Each entry below is to be duplicated verbatim.

(Component data from apps and pages)
+++++

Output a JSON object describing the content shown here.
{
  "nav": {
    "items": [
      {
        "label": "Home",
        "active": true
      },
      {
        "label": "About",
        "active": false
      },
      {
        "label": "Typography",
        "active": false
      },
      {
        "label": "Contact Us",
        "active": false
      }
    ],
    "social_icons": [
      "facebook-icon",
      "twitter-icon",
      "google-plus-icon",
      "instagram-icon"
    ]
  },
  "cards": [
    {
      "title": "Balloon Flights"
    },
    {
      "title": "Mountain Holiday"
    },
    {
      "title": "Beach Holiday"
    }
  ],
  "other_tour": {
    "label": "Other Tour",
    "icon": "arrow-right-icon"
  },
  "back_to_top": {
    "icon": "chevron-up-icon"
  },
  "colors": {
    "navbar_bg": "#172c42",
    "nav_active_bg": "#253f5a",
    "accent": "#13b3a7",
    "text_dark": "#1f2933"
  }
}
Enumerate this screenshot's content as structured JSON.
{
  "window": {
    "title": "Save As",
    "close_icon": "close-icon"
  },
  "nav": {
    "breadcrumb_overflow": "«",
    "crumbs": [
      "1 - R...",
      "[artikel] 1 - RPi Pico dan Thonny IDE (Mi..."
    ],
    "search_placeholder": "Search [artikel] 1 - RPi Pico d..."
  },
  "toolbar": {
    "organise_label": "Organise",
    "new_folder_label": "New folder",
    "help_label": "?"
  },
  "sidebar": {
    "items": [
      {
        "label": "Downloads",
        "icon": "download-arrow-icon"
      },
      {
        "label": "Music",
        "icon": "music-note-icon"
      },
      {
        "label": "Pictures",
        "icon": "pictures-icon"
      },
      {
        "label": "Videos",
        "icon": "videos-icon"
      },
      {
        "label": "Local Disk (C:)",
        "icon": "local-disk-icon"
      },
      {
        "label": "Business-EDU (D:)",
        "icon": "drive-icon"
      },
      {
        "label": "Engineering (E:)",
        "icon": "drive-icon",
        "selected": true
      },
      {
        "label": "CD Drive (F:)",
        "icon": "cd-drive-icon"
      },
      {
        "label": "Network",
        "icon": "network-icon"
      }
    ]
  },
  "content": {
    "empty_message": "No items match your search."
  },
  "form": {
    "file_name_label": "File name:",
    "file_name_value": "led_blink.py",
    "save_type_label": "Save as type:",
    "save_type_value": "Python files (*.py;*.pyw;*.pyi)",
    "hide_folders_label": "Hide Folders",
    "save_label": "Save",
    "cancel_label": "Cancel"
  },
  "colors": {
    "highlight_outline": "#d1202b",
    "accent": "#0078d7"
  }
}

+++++

ANSWER TO THIS PROBLEM:
Output a JSON object describing the content shown here.
{
  "nav": {
    "items": [
      {
        "label": "Home",
        "active": true
      },
      {
        "label": "About",
        "active": false
      },
      {
        "label": "Typography",
        "active": false
      },
      {
        "label": "Contact Us",
        "active": false
      }
    ],
    "social_icons": [
      "facebook-icon",
      "twitter-icon",
      "google-plus-icon",
      "instagram-icon"
    ]
  },
  "cards": [
    {
      "title": "Balloon Flights"
    },
    {
      "title": "Mountain Holiday"
    },
    {
      "title": "Beach Holiday"
    }
  ],
  "other_tour": {
    "label": "Other Tour",
    "icon": "arrow-right-icon"
  },
  "back_to_top": {
    "icon": "chevron-up-icon"
  },
  "colors": {
    "navbar_bg": "#172c42",
    "nav_active_bg": "#253f5a",
    "accent": "#13b3a7",
    "text_dark": "#1f2933"
  }
}
Enumerate this screenshot's content as structured JSON.
{
  "window": {
    "title": "Save As",
    "close_icon": "close-icon"
  },
  "nav": {
    "breadcrumb_overflow": "«",
    "crumbs": [
      "1 - R...",
      "[artikel] 1 - RPi Pico dan Thonny IDE (Mi..."
    ],
    "search_placeholder": "Search [artikel] 1 - RPi Pico d..."
  },
  "toolbar": {
    "organise_label": "Organise",
    "new_folder_label": "New folder",
    "help_label": "?"
  },
  "sidebar": {
    "items": [
      {
        "label": "Downloads",
        "icon": "download-arrow-icon"
      },
      {
        "label": "Music",
        "icon": "music-note-icon"
      },
      {
        "label": "Pictures",
        "icon": "pictures-icon"
      },
      {
        "label": "Videos",
        "icon": "videos-icon"
      },
      {
        "label": "Local Disk (C:)",
        "icon": "local-disk-icon"
      },
      {
        "label": "Business-EDU (D:)",
        "icon": "drive-icon"
      },
      {
        "label": "Engineering (E:)",
        "icon": "drive-icon",
        "selected": true
      },
      {
        "label": "CD Drive (F:)",
        "icon": "cd-drive-icon"
      },
      {
        "label": "Network",
        "icon": "network-icon"
      }
    ]
  },
  "content": {
    "empty_message": "No items match your search."
  },
  "form": {
    "file_name_label": "File name:",
    "file_name_value": "led_blink.py",
    "save_type_label": "Save as type:",
    "save_type_value": "Python files (*.py;*.pyw;*.pyi)",
    "hide_folders_label": "Hide Folders",
    "save_label": "Save",
    "cancel_label": "Cancel"
  },
  "colors": {
    "highlight_outline": "#d1202b",
    "accent": "#0078d7"
  }
}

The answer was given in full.